It's the most deadly attack on media in Iraq. The new station hadn't started full broadcasts.
By ASSOCIATED PRESS
Published October 13, 2006
BAGHDAD - Suspected Shiite militiamen, some dressed as police, broke into a television station and gunned down 11 Iraqi executives, producers and other staffers Thursday - the deadliest attack against the media in this country, where at least 81 other journalists have been killed in the past three years.
The station, Shaabiya, was new and had not started full broadcasting. So far it had aired only test programming of nationalist songs, including ones against the U.S. military presence in Iraq. That may have led Shiite militiamen to suspect it of a pro-Sunni ideology.
The brazen, morning attack underlined the danger for the media in a country where causing offense to one side or another can be a death sentence - either by Sunni insurgents or the Shiite and Sunni death squads behind sectarian violence.
In another attack on Iraqi media, the body of a Kurdish radio reporter was identified at the Baghdad morgue. Azad Mohammed Hussein, 29, was kidnapped in the capital Oct. 3 while on his way to Dar al-Salam radio headquarters. His body was found Tuesday.
At least 51 journalists - mostly Iraqis - have been kidnapped in Iraq, according to Reporters Without Borders, a Paris journalist watchdog group. The latest was the editor of weekly magazine Nabd al-Shabab, abducted Monday on the way to work.
About two dozen gunmen, some in police uniform, pulled up to the Shaabiya offices at 7 a.m. Thursday in civilian cars, stormed into the building and killed most of those inside, said the station's executive director, Hassan Kamil, who was not there.
Staff members had been working around the clock to get the station ready to begin broadcasting in mid October. As a result, many people were in the office, some still sleeping at the time of the attack.
The gunmen fired some 100 shots, Kamil said. But survivors reported not hearing any shots and no windows were damaged, suggesting the attackers may have used silenced pistols and killed their victims at close range, he said.
After the attack, blood stained the polished floors of the station building, which housed Shaabiya's studio and offices, and pistol bullet casings lay scattered around.
Among the dead were the station's chairman of the board, Abdul-Raheem Nasrallah, along with station technicians and two guards, Kamil said.
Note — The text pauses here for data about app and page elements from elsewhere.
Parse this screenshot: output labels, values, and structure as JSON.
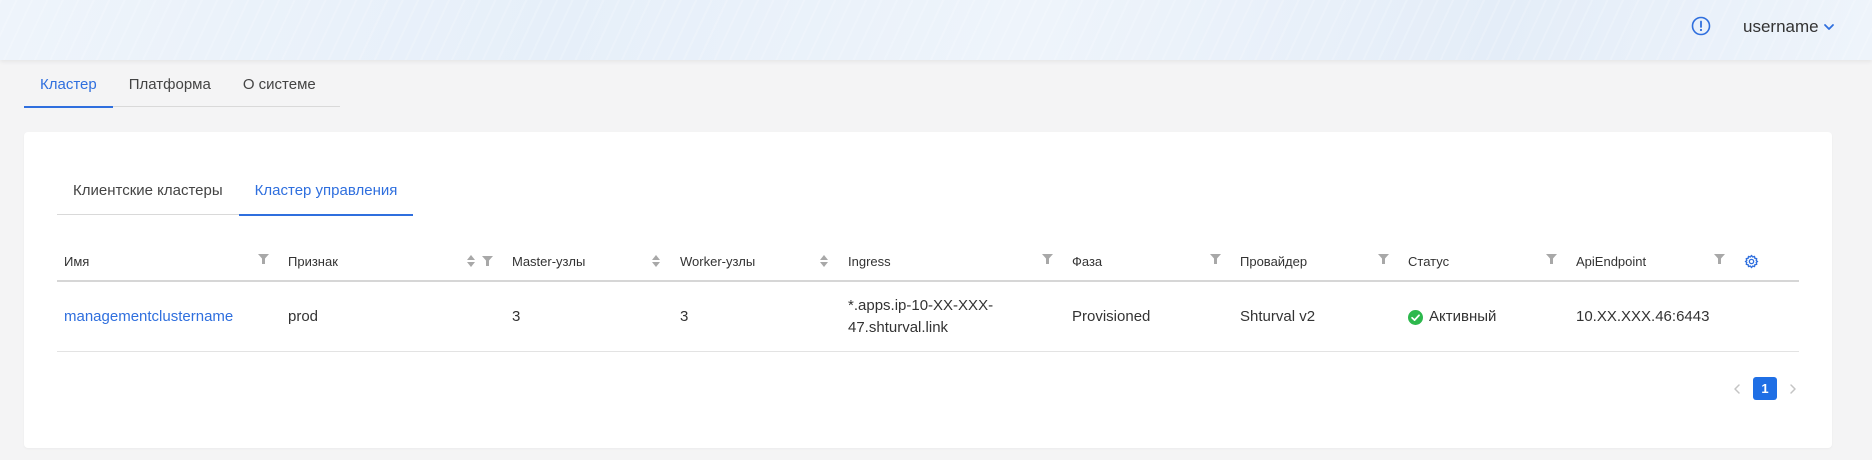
{
  "header": {
    "username": "username"
  },
  "top_tabs": [
    {
      "label": "Кластер",
      "active": true
    },
    {
      "label": "Платформа",
      "active": false
    },
    {
      "label": "О системе",
      "active": false
    }
  ],
  "sub_tabs": [
    {
      "label": "Клиентские кластеры",
      "active": false
    },
    {
      "label": "Кластер управления",
      "active": true
    }
  ],
  "table": {
    "columns": [
      {
        "label": "Имя"
      },
      {
        "label": "Признак"
      },
      {
        "label": "Master-узлы"
      },
      {
        "label": "Worker-узлы"
      },
      {
        "label": "Ingress"
      },
      {
        "label": "Фаза"
      },
      {
        "label": "Провайдер"
      },
      {
        "label": "Статус"
      },
      {
        "label": "ApiEndpoint"
      }
    ],
    "rows": [
      {
        "name": "managementclustername",
        "tag": "prod",
        "master": "3",
        "worker": "3",
        "ingress": "*.apps.ip-10-XX-XXX-47.shturval.link",
        "phase": "Provisioned",
        "provider": "Shturval v2",
        "status": "Активный",
        "api_endpoint": "10.XX.XXX.46:6443"
      }
    ]
  },
  "pagination": {
    "current_page": "1"
  },
  "colors": {
    "accent": "#2f6fde",
    "status_ok": "#2db84d",
    "page_active": "#1f6fe5"
  }
}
Several employees managed to run away, and there were two wounded survivors - the program director and chief producer - who were in critical condition.
Kamil said that he could not speculate on who was behind the attack and that the station had received no threats. He insisted the station had no sectarian bent and pointed out that the staff was a mixture of Shiites, Sunnis and Kurds.
But there were signs Shiite militiamen were behind the assault. Many kidnap-slaying of Sunnis have been carried out by gunmen in police uniforms and Sunnis accuse the mainly Shiite police force of helping the death squads.